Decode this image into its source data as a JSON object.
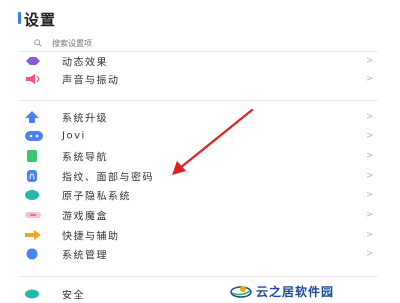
{
  "header": {
    "title": "设置"
  },
  "search": {
    "placeholder": "搜索设置项"
  },
  "items": [
    {
      "label": "动态效果",
      "icon": "diamond-icon",
      "color": "#8a5bd6"
    },
    {
      "label": "声音与振动",
      "icon": "speaker-icon",
      "color": "#f0587a"
    },
    {
      "label": "系统升级",
      "icon": "arrow-up-icon",
      "color": "#4a82f0"
    },
    {
      "label": "Jovi",
      "icon": "jovi-icon",
      "color": "#4a82f0"
    },
    {
      "label": "系统导航",
      "icon": "navigation-icon",
      "color": "#3cc46e"
    },
    {
      "label": "指纹、面部与密码",
      "icon": "fingerprint-icon",
      "color": "#4a82f0"
    },
    {
      "label": "原子隐私系统",
      "icon": "privacy-icon",
      "color": "#25b7a8"
    },
    {
      "label": "游戏魔盒",
      "icon": "game-icon",
      "color": "#f06a8a"
    },
    {
      "label": "快捷与辅助",
      "icon": "shortcut-icon",
      "color": "#f4a428"
    },
    {
      "label": "系统管理",
      "icon": "system-manage-icon",
      "color": "#4a82f0"
    },
    {
      "label": "安全",
      "icon": "security-icon",
      "color": "#25b7a8"
    }
  ],
  "chevron": ">",
  "annotation": {
    "color": "#e02020"
  },
  "watermark": {
    "text": "云之居软件园"
  }
}
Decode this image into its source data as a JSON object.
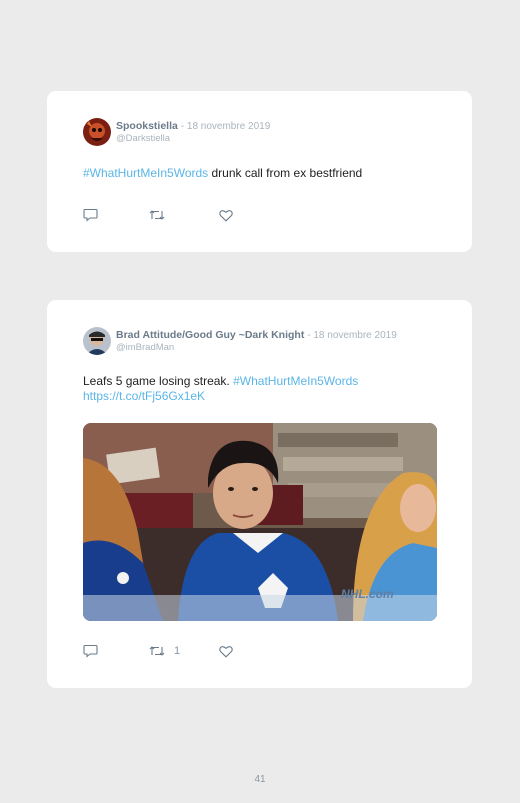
{
  "tweets": [
    {
      "name": "Spookstiella",
      "date": "- 18 novembre 2019",
      "handle": "@Darkstiella",
      "hashtag": "#WhatHurtMeIn5Words",
      "text": " drunk call from ex bestfriend",
      "retweet_count": ""
    },
    {
      "name": "Brad Attitude/Good Guy ~Dark Knight",
      "date": "- 18 novembre 2019",
      "handle": "@imBradMan",
      "text": "Leafs 5 game losing streak. ",
      "hashtag": "#WhatHurtMeIn5Words",
      "link": "https://t.co/tFj56Gx1eK",
      "retweet_count": "1"
    }
  ],
  "media_watermark": "NHL.com",
  "page_number": "41",
  "colors": {
    "hashtag": "#5ab5e6",
    "name": "#6b7b8a",
    "meta": "#a9b4bd",
    "background": "#ebebeb"
  },
  "icons": [
    "reply-icon",
    "retweet-icon",
    "like-icon"
  ]
}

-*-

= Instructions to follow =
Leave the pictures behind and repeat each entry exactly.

= Exercise solution =
Decode this image into its source data as a JSON object.
{
  "header": {
    "title": "设置"
  },
  "search": {
    "placeholder": "搜索设置项"
  },
  "items": [
    {
      "label": "动态效果",
      "icon": "diamond-icon",
      "color": "#8a5bd6"
    },
    {
      "label": "声音与振动",
      "icon": "speaker-icon",
      "color": "#f0587a"
    },
    {
      "label": "系统升级",
      "icon": "arrow-up-icon",
      "color": "#4a82f0"
    },
    {
      "label": "Jovi",
      "icon": "jovi-icon",
      "color": "#4a82f0"
    },
    {
      "label": "系统导航",
      "icon": "navigation-icon",
      "color": "#3cc46e"
    },
    {
      "label": "指纹、面部与密码",
      "icon": "fingerprint-icon",
      "color": "#4a82f0"
    },
    {
      "label": "原子隐私系统",
      "icon": "privacy-icon",
      "color": "#25b7a8"
    },
    {
      "label": "游戏魔盒",
      "icon": "game-icon",
      "color": "#f06a8a"
    },
    {
      "label": "快捷与辅助",
      "icon": "shortcut-icon",
      "color": "#f4a428"
    },
    {
      "label": "系统管理",
      "icon": "system-manage-icon",
      "color": "#4a82f0"
    },
    {
      "label": "安全",
      "icon": "security-icon",
      "color": "#25b7a8"
    }
  ],
  "chevron": ">",
  "annotation": {
    "color": "#e02020"
  },
  "watermark": {
    "text": "云之居软件园"
  }
}
Decode this image into its source data as a JSON object.
{
  "tweets": [
    {
      "name": "Spookstiella",
      "date": "- 18 novembre 2019",
      "handle": "@Darkstiella",
      "hashtag": "#WhatHurtMeIn5Words",
      "text": " drunk call from ex bestfriend",
      "retweet_count": ""
    },
    {
      "name": "Brad Attitude/Good Guy ~Dark Knight",
      "date": "- 18 novembre 2019",
      "handle": "@imBradMan",
      "text": "Leafs 5 game losing streak. ",
      "hashtag": "#WhatHurtMeIn5Words",
      "link": "https://t.co/tFj56Gx1eK",
      "retweet_count": "1"
    }
  ],
  "media_watermark": "NHL.com",
  "page_number": "41",
  "colors": {
    "hashtag": "#5ab5e6",
    "name": "#6b7b8a",
    "meta": "#a9b4bd",
    "background": "#ebebeb"
  },
  "icons": [
    "reply-icon",
    "retweet-icon",
    "like-icon"
  ]
}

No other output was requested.